**EXERCISE INSTRUCTIONS:** Locate the string "Management" in the records below. Copy every line where it occurs.

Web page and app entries
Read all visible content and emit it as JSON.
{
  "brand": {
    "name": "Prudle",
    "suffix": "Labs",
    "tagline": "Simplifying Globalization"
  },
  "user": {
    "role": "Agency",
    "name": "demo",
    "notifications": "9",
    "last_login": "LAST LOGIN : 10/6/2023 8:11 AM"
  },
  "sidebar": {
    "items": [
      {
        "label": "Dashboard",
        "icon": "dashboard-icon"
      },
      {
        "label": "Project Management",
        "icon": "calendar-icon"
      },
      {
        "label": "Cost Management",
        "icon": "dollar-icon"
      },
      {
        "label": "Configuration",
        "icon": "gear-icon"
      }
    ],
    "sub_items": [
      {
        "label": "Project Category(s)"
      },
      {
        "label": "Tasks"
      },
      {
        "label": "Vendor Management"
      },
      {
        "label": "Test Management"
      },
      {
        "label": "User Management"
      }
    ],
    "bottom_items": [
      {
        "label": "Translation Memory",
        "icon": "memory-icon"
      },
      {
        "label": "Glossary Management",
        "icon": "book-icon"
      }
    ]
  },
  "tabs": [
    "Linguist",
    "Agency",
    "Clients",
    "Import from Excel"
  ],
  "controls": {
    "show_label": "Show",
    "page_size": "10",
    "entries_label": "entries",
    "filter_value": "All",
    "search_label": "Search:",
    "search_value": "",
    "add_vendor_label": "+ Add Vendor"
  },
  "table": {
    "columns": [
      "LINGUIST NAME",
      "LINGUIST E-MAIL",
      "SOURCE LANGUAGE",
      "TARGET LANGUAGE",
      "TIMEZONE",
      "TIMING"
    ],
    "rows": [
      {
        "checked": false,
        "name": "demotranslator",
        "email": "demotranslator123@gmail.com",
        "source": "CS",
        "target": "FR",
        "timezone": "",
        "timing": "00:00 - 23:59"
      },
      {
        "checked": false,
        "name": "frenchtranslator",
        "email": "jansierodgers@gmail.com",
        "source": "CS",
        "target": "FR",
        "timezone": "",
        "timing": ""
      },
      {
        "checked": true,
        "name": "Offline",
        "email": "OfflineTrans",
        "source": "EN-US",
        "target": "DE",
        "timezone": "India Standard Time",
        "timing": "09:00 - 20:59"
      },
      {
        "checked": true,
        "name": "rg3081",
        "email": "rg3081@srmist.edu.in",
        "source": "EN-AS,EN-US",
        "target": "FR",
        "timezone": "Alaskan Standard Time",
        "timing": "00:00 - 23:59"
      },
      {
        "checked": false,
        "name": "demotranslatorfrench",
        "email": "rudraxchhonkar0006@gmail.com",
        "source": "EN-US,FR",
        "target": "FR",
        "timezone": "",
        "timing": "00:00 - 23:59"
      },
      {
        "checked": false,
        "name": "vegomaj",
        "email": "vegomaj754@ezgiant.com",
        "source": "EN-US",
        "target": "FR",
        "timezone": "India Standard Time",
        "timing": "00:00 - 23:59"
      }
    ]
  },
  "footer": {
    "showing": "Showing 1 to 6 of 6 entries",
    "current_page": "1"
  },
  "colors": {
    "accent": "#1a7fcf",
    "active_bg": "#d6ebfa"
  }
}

**TASK OUTPUT:**
        "label": "Project Management",
        "label": "Cost Management",
        "label": "Vendor Management"
        "label": "Test Management"
        "label": "User Management"
        "label": "Glossary Management",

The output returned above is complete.